◆ **WHAT IS EXPECTED**
Copy out the data that comes next, character for character, and leave the images aside.

[Website and app data records]
.....
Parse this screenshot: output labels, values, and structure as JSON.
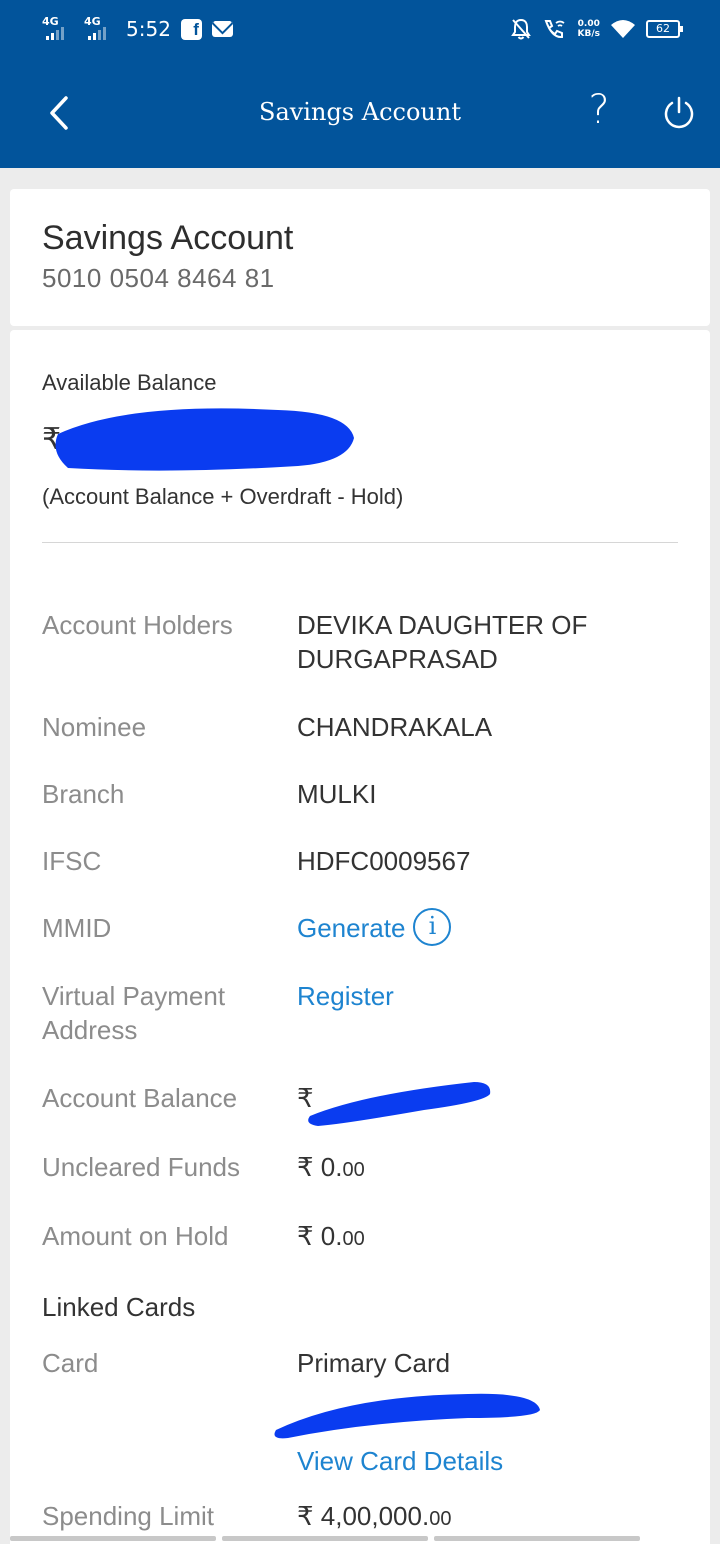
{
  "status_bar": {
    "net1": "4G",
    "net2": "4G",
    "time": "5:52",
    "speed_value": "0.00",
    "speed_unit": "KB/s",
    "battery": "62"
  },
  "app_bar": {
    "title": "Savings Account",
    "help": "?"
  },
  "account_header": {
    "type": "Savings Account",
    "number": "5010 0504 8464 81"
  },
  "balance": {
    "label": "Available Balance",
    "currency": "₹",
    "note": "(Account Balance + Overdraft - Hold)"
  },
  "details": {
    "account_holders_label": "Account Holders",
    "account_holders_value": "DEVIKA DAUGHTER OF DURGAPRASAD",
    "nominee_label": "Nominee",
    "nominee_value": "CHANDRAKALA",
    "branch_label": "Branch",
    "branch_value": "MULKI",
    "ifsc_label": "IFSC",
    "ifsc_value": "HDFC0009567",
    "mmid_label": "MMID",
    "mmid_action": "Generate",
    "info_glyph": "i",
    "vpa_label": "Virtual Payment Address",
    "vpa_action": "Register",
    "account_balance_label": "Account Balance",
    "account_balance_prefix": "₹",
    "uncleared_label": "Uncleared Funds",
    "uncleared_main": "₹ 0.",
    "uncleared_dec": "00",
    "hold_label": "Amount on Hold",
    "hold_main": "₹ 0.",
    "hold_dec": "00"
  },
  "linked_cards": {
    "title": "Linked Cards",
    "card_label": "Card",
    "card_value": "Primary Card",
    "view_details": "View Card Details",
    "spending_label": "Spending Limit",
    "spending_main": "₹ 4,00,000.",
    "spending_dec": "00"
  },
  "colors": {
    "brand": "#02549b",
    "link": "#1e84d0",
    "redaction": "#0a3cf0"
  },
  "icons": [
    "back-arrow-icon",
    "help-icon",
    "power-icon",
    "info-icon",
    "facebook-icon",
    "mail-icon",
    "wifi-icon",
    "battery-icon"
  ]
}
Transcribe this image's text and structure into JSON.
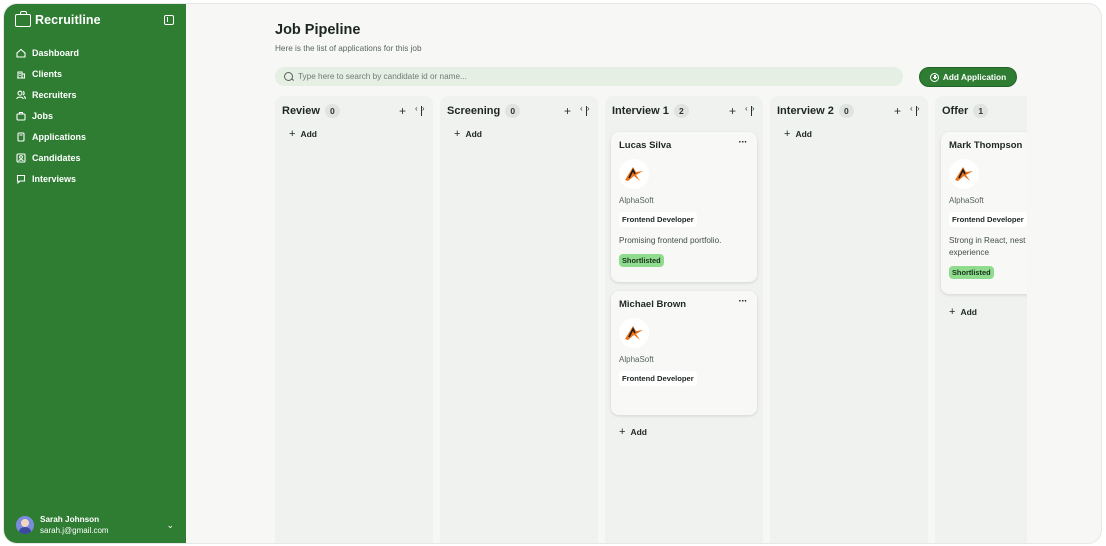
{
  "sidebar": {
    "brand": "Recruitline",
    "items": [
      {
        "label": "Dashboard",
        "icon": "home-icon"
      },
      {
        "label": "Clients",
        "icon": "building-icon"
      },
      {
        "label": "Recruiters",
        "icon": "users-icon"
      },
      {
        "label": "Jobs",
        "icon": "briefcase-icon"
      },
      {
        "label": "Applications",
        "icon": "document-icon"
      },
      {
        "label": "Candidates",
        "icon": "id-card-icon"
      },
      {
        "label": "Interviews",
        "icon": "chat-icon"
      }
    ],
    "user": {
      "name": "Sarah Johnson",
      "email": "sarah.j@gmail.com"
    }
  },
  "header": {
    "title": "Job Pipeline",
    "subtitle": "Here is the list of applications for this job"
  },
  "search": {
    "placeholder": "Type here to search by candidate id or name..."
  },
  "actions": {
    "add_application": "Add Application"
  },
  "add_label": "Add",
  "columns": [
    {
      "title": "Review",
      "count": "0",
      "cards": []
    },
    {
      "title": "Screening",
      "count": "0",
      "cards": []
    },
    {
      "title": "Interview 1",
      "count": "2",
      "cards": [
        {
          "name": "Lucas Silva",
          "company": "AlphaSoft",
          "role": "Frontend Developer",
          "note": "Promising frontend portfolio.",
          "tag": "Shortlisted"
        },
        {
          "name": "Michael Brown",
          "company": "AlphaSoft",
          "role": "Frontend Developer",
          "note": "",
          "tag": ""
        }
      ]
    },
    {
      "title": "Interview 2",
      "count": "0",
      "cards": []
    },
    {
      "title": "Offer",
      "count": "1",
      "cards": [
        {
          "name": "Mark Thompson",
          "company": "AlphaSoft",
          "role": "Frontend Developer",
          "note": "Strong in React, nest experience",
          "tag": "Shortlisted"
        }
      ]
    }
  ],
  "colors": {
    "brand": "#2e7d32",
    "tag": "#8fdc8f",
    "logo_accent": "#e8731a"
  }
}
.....
◆ **RESULT OF THE TASK**
Parse this screenshot: output labels, values, and structure as JSON.
{
  "status_bar": {
    "net1": "4G",
    "net2": "4G",
    "time": "5:52",
    "speed_value": "0.00",
    "speed_unit": "KB/s",
    "battery": "62"
  },
  "app_bar": {
    "title": "Savings Account",
    "help": "?"
  },
  "account_header": {
    "type": "Savings Account",
    "number": "5010 0504 8464 81"
  },
  "balance": {
    "label": "Available Balance",
    "currency": "₹",
    "note": "(Account Balance + Overdraft - Hold)"
  },
  "details": {
    "account_holders_label": "Account Holders",
    "account_holders_value": "DEVIKA DAUGHTER OF DURGAPRASAD",
    "nominee_label": "Nominee",
    "nominee_value": "CHANDRAKALA",
    "branch_label": "Branch",
    "branch_value": "MULKI",
    "ifsc_label": "IFSC",
    "ifsc_value": "HDFC0009567",
    "mmid_label": "MMID",
    "mmid_action": "Generate",
    "info_glyph": "i",
    "vpa_label": "Virtual Payment Address",
    "vpa_action": "Register",
    "account_balance_label": "Account Balance",
    "account_balance_prefix": "₹",
    "uncleared_label": "Uncleared Funds",
    "uncleared_main": "₹ 0.",
    "uncleared_dec": "00",
    "hold_label": "Amount on Hold",
    "hold_main": "₹ 0.",
    "hold_dec": "00"
  },
  "linked_cards": {
    "title": "Linked Cards",
    "card_label": "Card",
    "card_value": "Primary Card",
    "view_details": "View Card Details",
    "spending_label": "Spending Limit",
    "spending_main": "₹ 4,00,000.",
    "spending_dec": "00"
  },
  "colors": {
    "brand": "#02549b",
    "link": "#1e84d0",
    "redaction": "#0a3cf0"
  },
  "icons": [
    "back-arrow-icon",
    "help-icon",
    "power-icon",
    "info-icon",
    "facebook-icon",
    "mail-icon",
    "wifi-icon",
    "battery-icon"
  ]
}
Transcribe this image's text and structure into JSON.
{
  "sidebar": {
    "brand": "Recruitline",
    "items": [
      {
        "label": "Dashboard",
        "icon": "home-icon"
      },
      {
        "label": "Clients",
        "icon": "building-icon"
      },
      {
        "label": "Recruiters",
        "icon": "users-icon"
      },
      {
        "label": "Jobs",
        "icon": "briefcase-icon"
      },
      {
        "label": "Applications",
        "icon": "document-icon"
      },
      {
        "label": "Candidates",
        "icon": "id-card-icon"
      },
      {
        "label": "Interviews",
        "icon": "chat-icon"
      }
    ],
    "user": {
      "name": "Sarah Johnson",
      "email": "sarah.j@gmail.com"
    }
  },
  "header": {
    "title": "Job Pipeline",
    "subtitle": "Here is the list of applications for this job"
  },
  "search": {
    "placeholder": "Type here to search by candidate id or name..."
  },
  "actions": {
    "add_application": "Add Application"
  },
  "add_label": "Add",
  "columns": [
    {
      "title": "Review",
      "count": "0",
      "cards": []
    },
    {
      "title": "Screening",
      "count": "0",
      "cards": []
    },
    {
      "title": "Interview 1",
      "count": "2",
      "cards": [
        {
          "name": "Lucas Silva",
          "company": "AlphaSoft",
          "role": "Frontend Developer",
          "note": "Promising frontend portfolio.",
          "tag": "Shortlisted"
        },
        {
          "name": "Michael Brown",
          "company": "AlphaSoft",
          "role": "Frontend Developer",
          "note": "",
          "tag": ""
        }
      ]
    },
    {
      "title": "Interview 2",
      "count": "0",
      "cards": []
    },
    {
      "title": "Offer",
      "count": "1",
      "cards": [
        {
          "name": "Mark Thompson",
          "company": "AlphaSoft",
          "role": "Frontend Developer",
          "note": "Strong in React, nest experience",
          "tag": "Shortlisted"
        }
      ]
    }
  ],
  "colors": {
    "brand": "#2e7d32",
    "tag": "#8fdc8f",
    "logo_accent": "#e8731a"
  }
}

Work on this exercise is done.